Each entry should be restated word for word, with all pictures left out.

**** Extracted entries ****

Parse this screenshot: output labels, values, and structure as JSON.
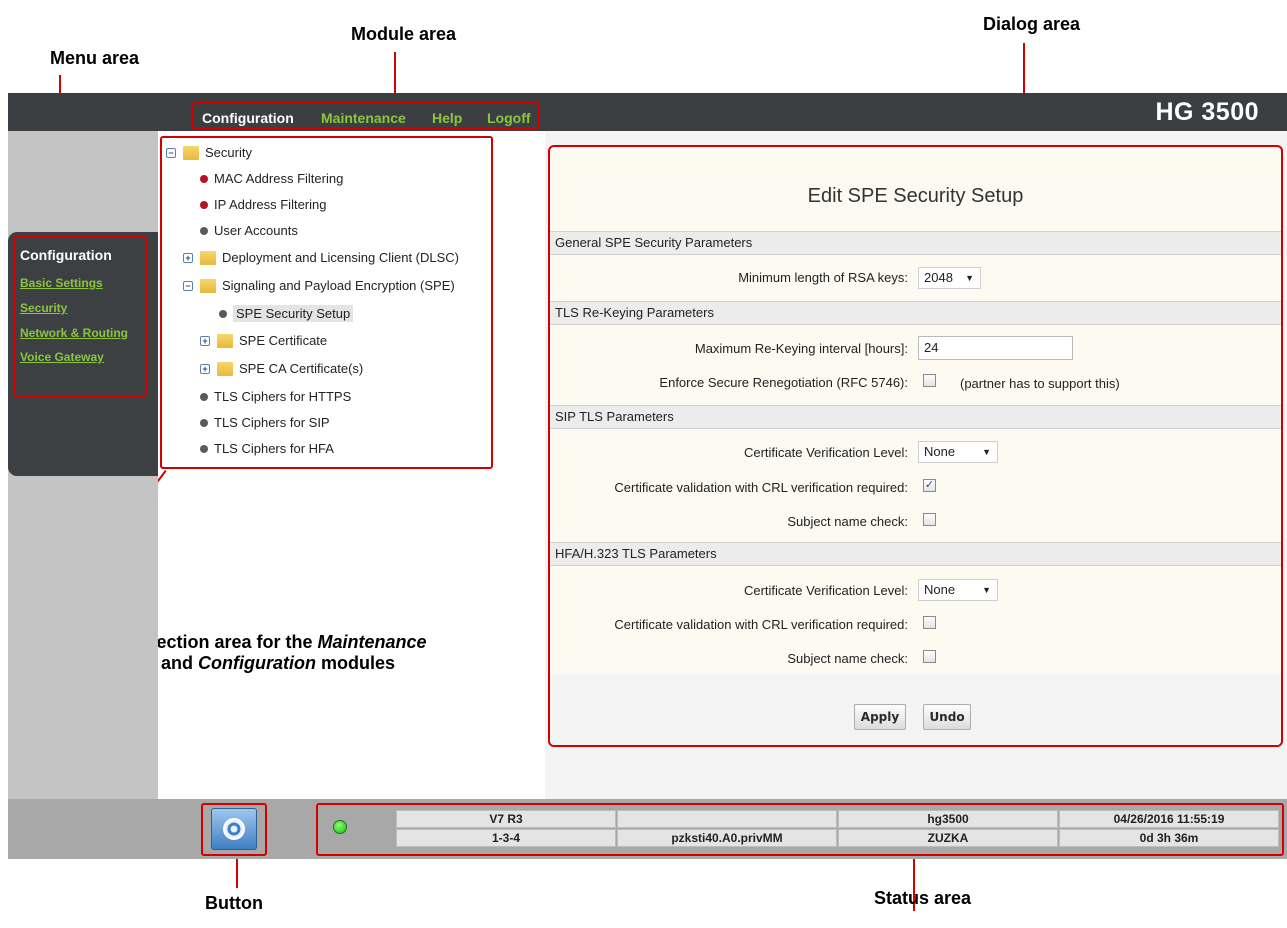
{
  "annotations": {
    "module_area": "Module area",
    "dialog_area": "Dialog area",
    "menu_area": "Menu area",
    "selection_area_line1_prefix": "Selection area for the ",
    "selection_area_line1_em": "Maintenance",
    "selection_area_line2_prefix": "and ",
    "selection_area_line2_em": "Configuration",
    "selection_area_line2_suffix": " modules",
    "button": "Button",
    "status_area": "Status area"
  },
  "header": {
    "modules": [
      {
        "label": "Configuration",
        "color": "#ffffff"
      },
      {
        "label": "Maintenance",
        "color": "#8bc53f"
      },
      {
        "label": "Help",
        "color": "#8bc53f"
      },
      {
        "label": "Logoff",
        "color": "#8bc53f"
      }
    ],
    "brand": "HG 3500"
  },
  "menu": {
    "title": "Configuration",
    "items": [
      "Basic Settings",
      "Security",
      "Network & Routing",
      "Voice Gateway"
    ]
  },
  "tree": {
    "root": "Security",
    "items": [
      {
        "label": "MAC Address Filtering",
        "icon": "red-bullet-icon"
      },
      {
        "label": "IP Address Filtering",
        "icon": "red-bullet-icon"
      },
      {
        "label": "User Accounts",
        "icon": "gray-bullet-icon"
      },
      {
        "label": "Deployment and Licensing Client (DLSC)",
        "icon": "folder-icon",
        "expander": "+"
      },
      {
        "label": "Signaling and Payload Encryption (SPE)",
        "icon": "folder-icon",
        "expander": "−"
      },
      {
        "label": "SPE Security Setup",
        "icon": "gray-bullet-icon",
        "selected": true
      },
      {
        "label": "SPE Certificate",
        "icon": "folder-icon",
        "expander": "+"
      },
      {
        "label": "SPE CA Certificate(s)",
        "icon": "folder-icon",
        "expander": "+"
      },
      {
        "label": "TLS Ciphers for HTTPS",
        "icon": "gray-bullet-icon"
      },
      {
        "label": "TLS Ciphers for SIP",
        "icon": "gray-bullet-icon"
      },
      {
        "label": "TLS Ciphers for HFA",
        "icon": "gray-bullet-icon"
      }
    ]
  },
  "dialog": {
    "title": "Edit SPE Security Setup",
    "general": {
      "header": "General SPE Security Parameters",
      "rsa_label": "Minimum length of RSA keys:",
      "rsa_value": "2048"
    },
    "tls_rekey": {
      "header": "TLS Re-Keying Parameters",
      "interval_label": "Maximum Re-Keying interval [hours]:",
      "interval_value": "24",
      "renegotiation_label": "Enforce Secure Renegotiation (RFC 5746):",
      "renegotiation_checked": false,
      "renegotiation_note": "(partner has to support this)"
    },
    "sip_tls": {
      "header": "SIP TLS Parameters",
      "verification_label": "Certificate Verification Level:",
      "verification_value": "None",
      "crl_label": "Certificate validation with CRL verification required:",
      "crl_checked": true,
      "subject_label": "Subject name check:",
      "subject_checked": false
    },
    "hfa_tls": {
      "header": "HFA/H.323 TLS Parameters",
      "verification_label": "Certificate Verification Level:",
      "verification_value": "None",
      "crl_label": "Certificate validation with CRL verification required:",
      "crl_checked": false,
      "subject_label": "Subject name check:",
      "subject_checked": false
    },
    "apply_label": "Apply",
    "undo_label": "Undo"
  },
  "status": {
    "version": "V7 R3",
    "empty": "",
    "hostname": "hg3500",
    "datetime": "04/26/2016 11:55:19",
    "slot": "1-3-4",
    "node": "pzksti40.A0.privMM",
    "name": "ZUZKA",
    "uptime": "0d 3h 36m",
    "led_color": "#10c210"
  }
}
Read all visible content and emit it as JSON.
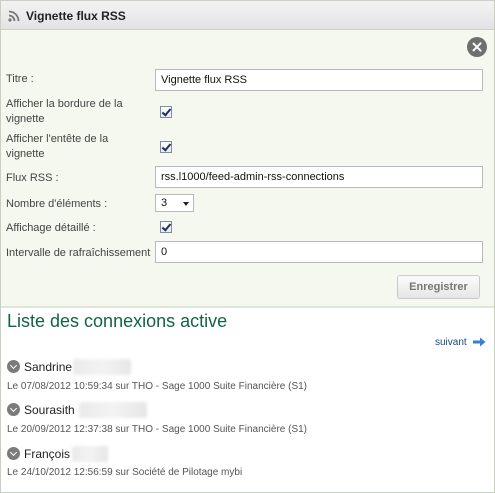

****

> Completed exercise
Parse this screenshot: output labels, values, and structure as JSON.
{
  "annotations": {
    "module_area": "Module area",
    "dialog_area": "Dialog area",
    "menu_area": "Menu area",
    "selection_area_line1_prefix": "Selection area for the ",
    "selection_area_line1_em": "Maintenance",
    "selection_area_line2_prefix": "and ",
    "selection_area_line2_em": "Configuration",
    "selection_area_line2_suffix": " modules",
    "button": "Button",
    "status_area": "Status area"
  },
  "header": {
    "modules": [
      {
        "label": "Configuration",
        "color": "#ffffff"
      },
      {
        "label": "Maintenance",
        "color": "#8bc53f"
      },
      {
        "label": "Help",
        "color": "#8bc53f"
      },
      {
        "label": "Logoff",
        "color": "#8bc53f"
      }
    ],
    "brand": "HG 3500"
  },
  "menu": {
    "title": "Configuration",
    "items": [
      "Basic Settings",
      "Security",
      "Network & Routing",
      "Voice Gateway"
    ]
  },
  "tree": {
    "root": "Security",
    "items": [
      {
        "label": "MAC Address Filtering",
        "icon": "red-bullet-icon"
      },
      {
        "label": "IP Address Filtering",
        "icon": "red-bullet-icon"
      },
      {
        "label": "User Accounts",
        "icon": "gray-bullet-icon"
      },
      {
        "label": "Deployment and Licensing Client (DLSC)",
        "icon": "folder-icon",
        "expander": "+"
      },
      {
        "label": "Signaling and Payload Encryption (SPE)",
        "icon": "folder-icon",
        "expander": "−"
      },
      {
        "label": "SPE Security Setup",
        "icon": "gray-bullet-icon",
        "selected": true
      },
      {
        "label": "SPE Certificate",
        "icon": "folder-icon",
        "expander": "+"
      },
      {
        "label": "SPE CA Certificate(s)",
        "icon": "folder-icon",
        "expander": "+"
      },
      {
        "label": "TLS Ciphers for HTTPS",
        "icon": "gray-bullet-icon"
      },
      {
        "label": "TLS Ciphers for SIP",
        "icon": "gray-bullet-icon"
      },
      {
        "label": "TLS Ciphers for HFA",
        "icon": "gray-bullet-icon"
      }
    ]
  },
  "dialog": {
    "title": "Edit SPE Security Setup",
    "general": {
      "header": "General SPE Security Parameters",
      "rsa_label": "Minimum length of RSA keys:",
      "rsa_value": "2048"
    },
    "tls_rekey": {
      "header": "TLS Re-Keying Parameters",
      "interval_label": "Maximum Re-Keying interval [hours]:",
      "interval_value": "24",
      "renegotiation_label": "Enforce Secure Renegotiation (RFC 5746):",
      "renegotiation_checked": false,
      "renegotiation_note": "(partner has to support this)"
    },
    "sip_tls": {
      "header": "SIP TLS Parameters",
      "verification_label": "Certificate Verification Level:",
      "verification_value": "None",
      "crl_label": "Certificate validation with CRL verification required:",
      "crl_checked": true,
      "subject_label": "Subject name check:",
      "subject_checked": false
    },
    "hfa_tls": {
      "header": "HFA/H.323 TLS Parameters",
      "verification_label": "Certificate Verification Level:",
      "verification_value": "None",
      "crl_label": "Certificate validation with CRL verification required:",
      "crl_checked": false,
      "subject_label": "Subject name check:",
      "subject_checked": false
    },
    "apply_label": "Apply",
    "undo_label": "Undo"
  },
  "status": {
    "version": "V7 R3",
    "empty": "",
    "hostname": "hg3500",
    "datetime": "04/26/2016 11:55:19",
    "slot": "1-3-4",
    "node": "pzksti40.A0.privMM",
    "name": "ZUZKA",
    "uptime": "0d 3h 36m",
    "led_color": "#10c210"
  }
}
Read all visible content and emit it as JSON.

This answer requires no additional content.